## Assigned task
Report every line of the entries that contains the word "JSON".

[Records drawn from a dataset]
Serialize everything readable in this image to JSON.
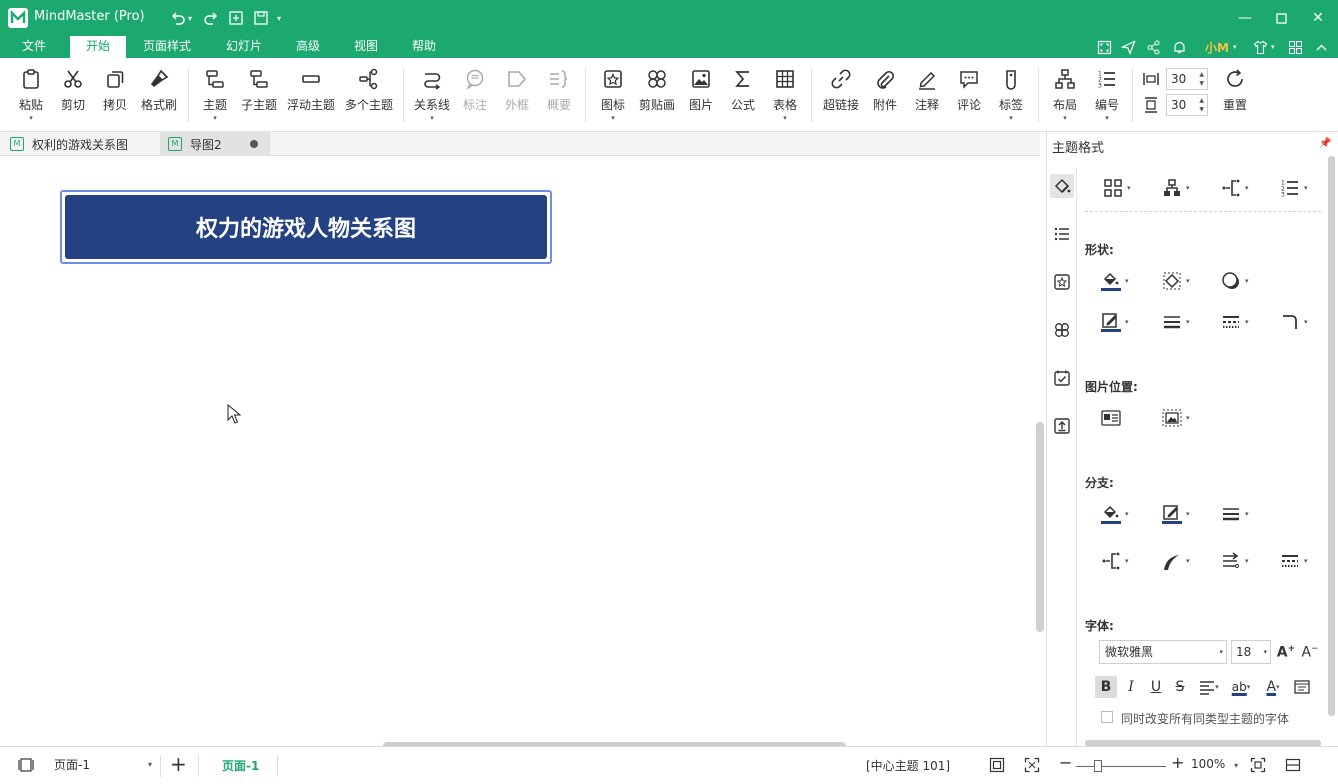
{
  "app": {
    "title": "MindMaster (Pro)"
  },
  "menu": [
    {
      "label": "文件"
    },
    {
      "label": "开始"
    },
    {
      "label": "页面样式"
    },
    {
      "label": "幻灯片"
    },
    {
      "label": "高级"
    },
    {
      "label": "视图"
    },
    {
      "label": "帮助"
    }
  ],
  "active_menu": "开始",
  "user": {
    "name": "小M"
  },
  "ribbon": {
    "paste": "粘贴",
    "cut": "剪切",
    "copy": "拷贝",
    "format_painter": "格式刷",
    "topic": "主题",
    "subtopic": "子主题",
    "floating_topic": "浮动主题",
    "multiple_topics": "多个主题",
    "relationship": "关系线",
    "callout": "标注",
    "boundary": "外框",
    "summary": "概要",
    "icon": "图标",
    "clipart": "剪贴画",
    "picture": "图片",
    "formula": "公式",
    "table": "表格",
    "hyperlink": "超链接",
    "attachment": "附件",
    "note": "注释",
    "comment": "评论",
    "tag": "标签",
    "layout": "布局",
    "numbering": "编号",
    "spacing_h": "30",
    "spacing_v": "30",
    "reset": "重置"
  },
  "tabs": [
    {
      "label": "权利的游戏关系图",
      "icon": "mindmap-file-icon"
    },
    {
      "label": "导图2",
      "icon": "mindmap-file-icon"
    }
  ],
  "canvas": {
    "central_topic": "权力的游戏人物关系图"
  },
  "panel": {
    "title": "主题格式",
    "shape_section": "形状:",
    "image_position_section": "图片位置:",
    "branch_section": "分支:",
    "font_section": "字体:",
    "font_family": "微软雅黑",
    "font_size": "18",
    "bold": "B",
    "italic": "I",
    "underline": "U",
    "strike": "S",
    "highlight": "ab",
    "font_color": "A",
    "apply_all_label": "同时改变所有同类型主题的字体"
  },
  "status": {
    "page_selector": "页面-1",
    "add_page": "+",
    "active_page": "页面-1",
    "selection_info": "[中心主题 101]",
    "zoom": "100%",
    "zoom_minus": "−",
    "zoom_plus": "+"
  },
  "colors": {
    "brand": "#1ba96f",
    "topic_fill": "#244282",
    "topic_selection": "#6b8fe8",
    "user_accent": "#f5c242"
  }
}
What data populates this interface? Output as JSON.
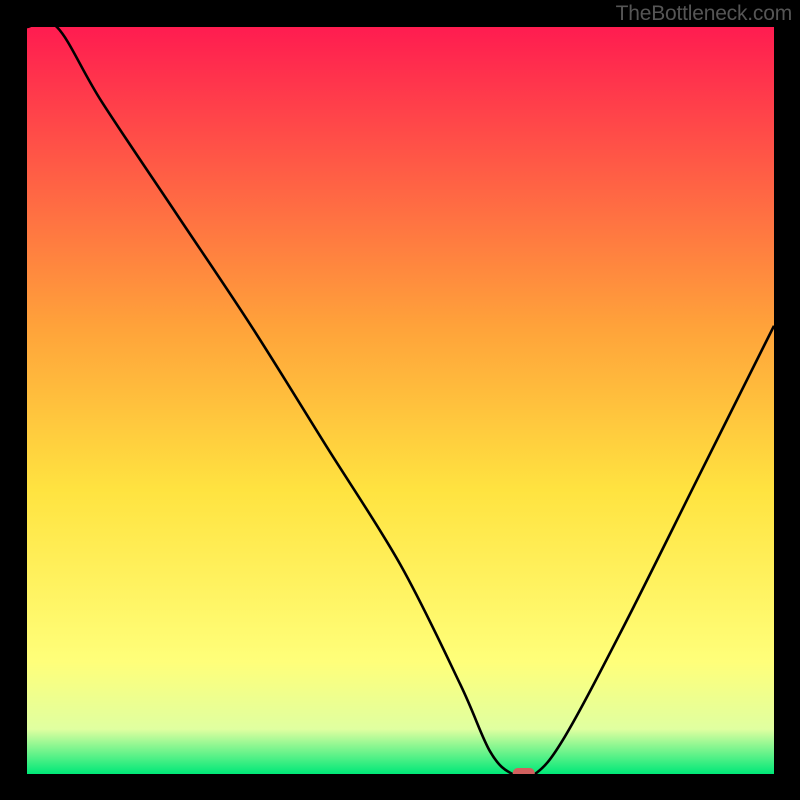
{
  "watermark": "TheBottleneck.com",
  "colors": {
    "gradient_top": "#FF1C50",
    "gradient_mid_upper": "#FFA23A",
    "gradient_mid": "#FFE340",
    "gradient_lower": "#FFFF7A",
    "gradient_near_bottom": "#E0FFA0",
    "gradient_bottom": "#00E878",
    "curve": "#000000",
    "marker": "#D1605E",
    "frame": "#000000"
  },
  "chart_data": {
    "type": "line",
    "title": "",
    "xlabel": "",
    "ylabel": "",
    "xlim": [
      0,
      100
    ],
    "ylim": [
      0,
      100
    ],
    "x": [
      0,
      4,
      10,
      20,
      30,
      40,
      50,
      58,
      62,
      65,
      68,
      72,
      80,
      90,
      100
    ],
    "values": [
      100,
      100,
      90,
      75,
      60,
      44,
      28,
      12,
      3,
      0,
      0,
      5,
      20,
      40,
      60
    ],
    "marker": {
      "x": 66.5,
      "y": 0
    }
  }
}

## Output for this task
Serialize everything readable in this image to JSON.
What data populates this interface? Output as JSON.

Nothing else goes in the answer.